── Data in this exercise

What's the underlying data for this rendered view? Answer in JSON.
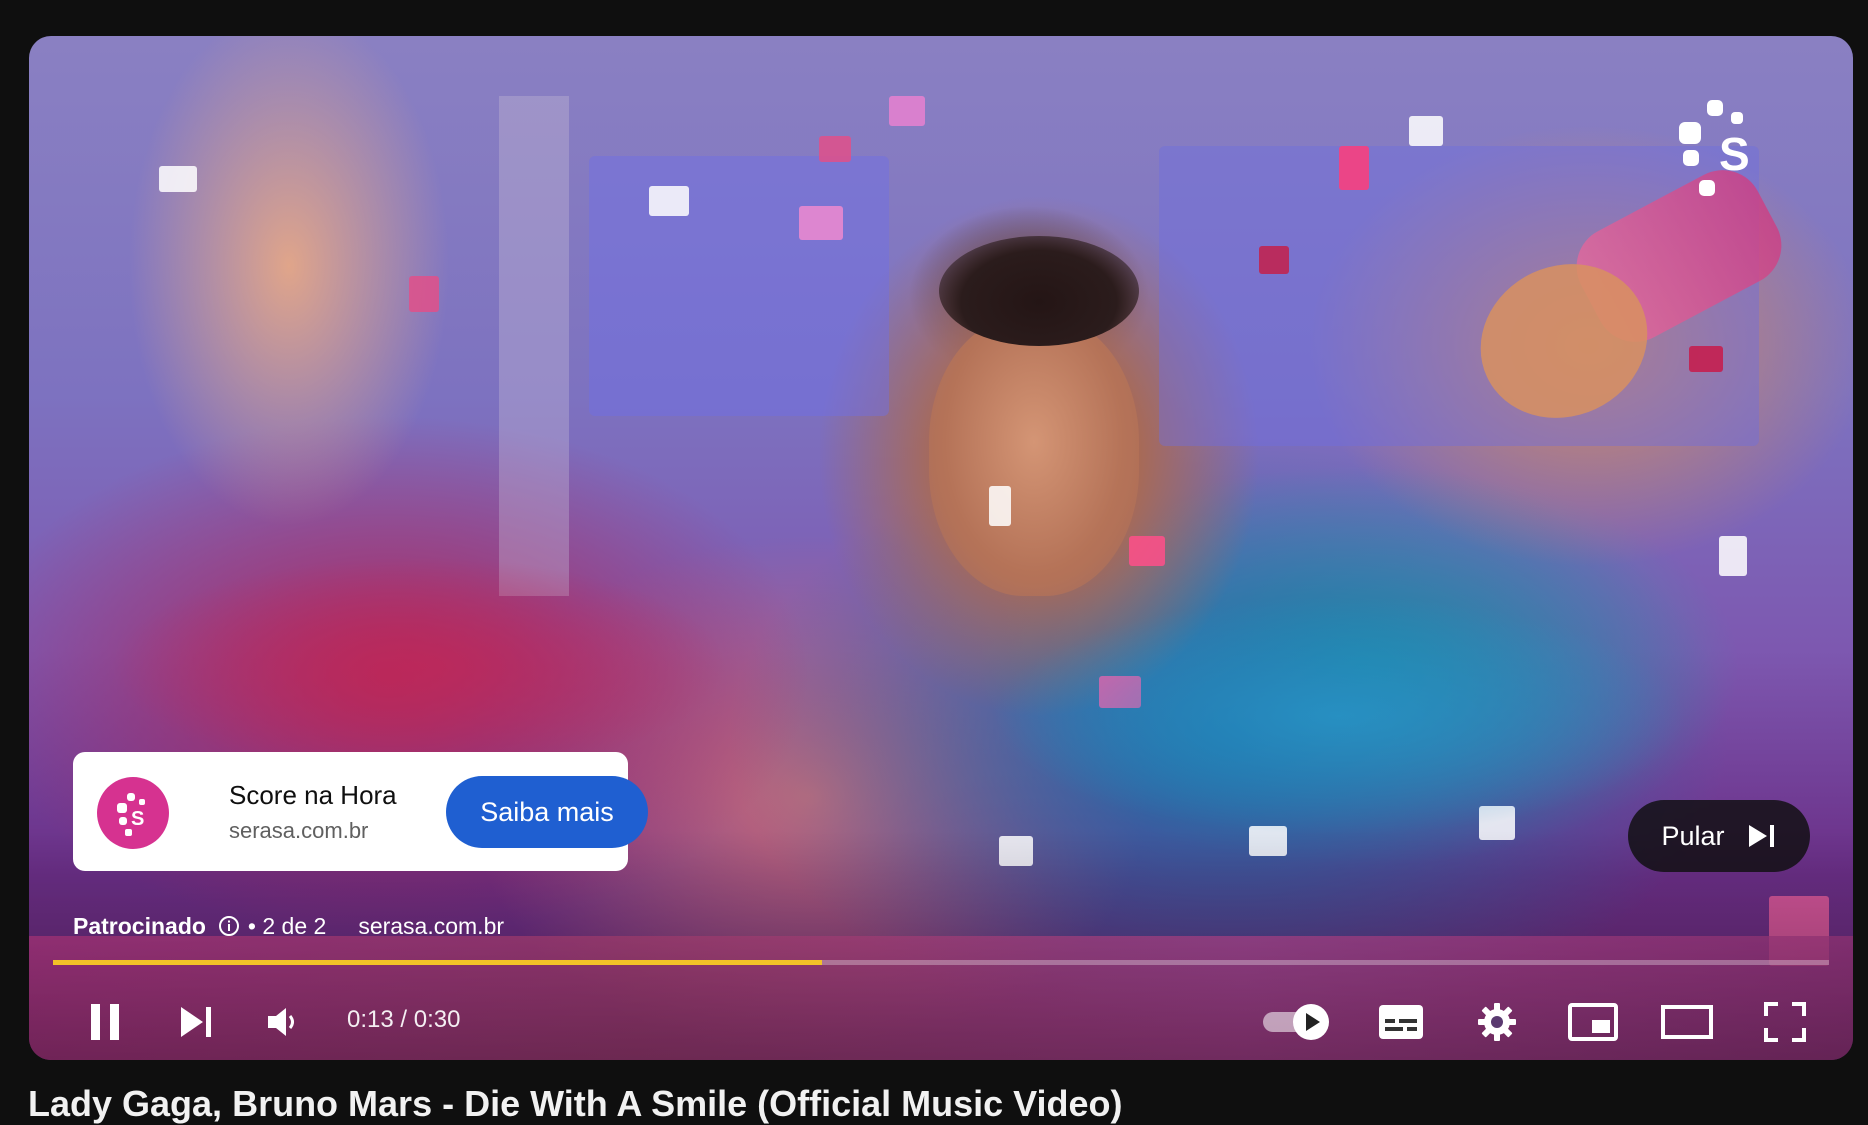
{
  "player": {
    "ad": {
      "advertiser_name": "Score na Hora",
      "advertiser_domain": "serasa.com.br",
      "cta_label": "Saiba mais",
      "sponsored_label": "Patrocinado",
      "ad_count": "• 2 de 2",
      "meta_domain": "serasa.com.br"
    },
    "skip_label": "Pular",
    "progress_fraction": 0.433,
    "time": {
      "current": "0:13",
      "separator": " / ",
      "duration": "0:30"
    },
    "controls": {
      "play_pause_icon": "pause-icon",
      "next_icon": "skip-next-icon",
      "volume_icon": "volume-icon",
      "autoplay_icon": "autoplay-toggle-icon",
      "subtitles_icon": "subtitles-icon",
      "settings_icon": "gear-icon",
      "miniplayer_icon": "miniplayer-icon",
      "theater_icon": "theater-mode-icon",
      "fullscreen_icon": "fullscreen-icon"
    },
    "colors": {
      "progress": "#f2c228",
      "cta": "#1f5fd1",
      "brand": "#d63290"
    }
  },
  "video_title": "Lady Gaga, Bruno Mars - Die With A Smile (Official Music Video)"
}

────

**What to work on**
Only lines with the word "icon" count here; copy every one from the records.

**Exercise solution**
      "play_pause_icon": "pause-icon",
      "next_icon": "skip-next-icon",
      "volume_icon": "volume-icon",
      "autoplay_icon": "autoplay-toggle-icon",
      "subtitles_icon": "subtitles-icon",
      "settings_icon": "gear-icon",
      "miniplayer_icon": "miniplayer-icon",
      "theater_icon": "theater-mode-icon",
      "fullscreen_icon": "fullscreen-icon"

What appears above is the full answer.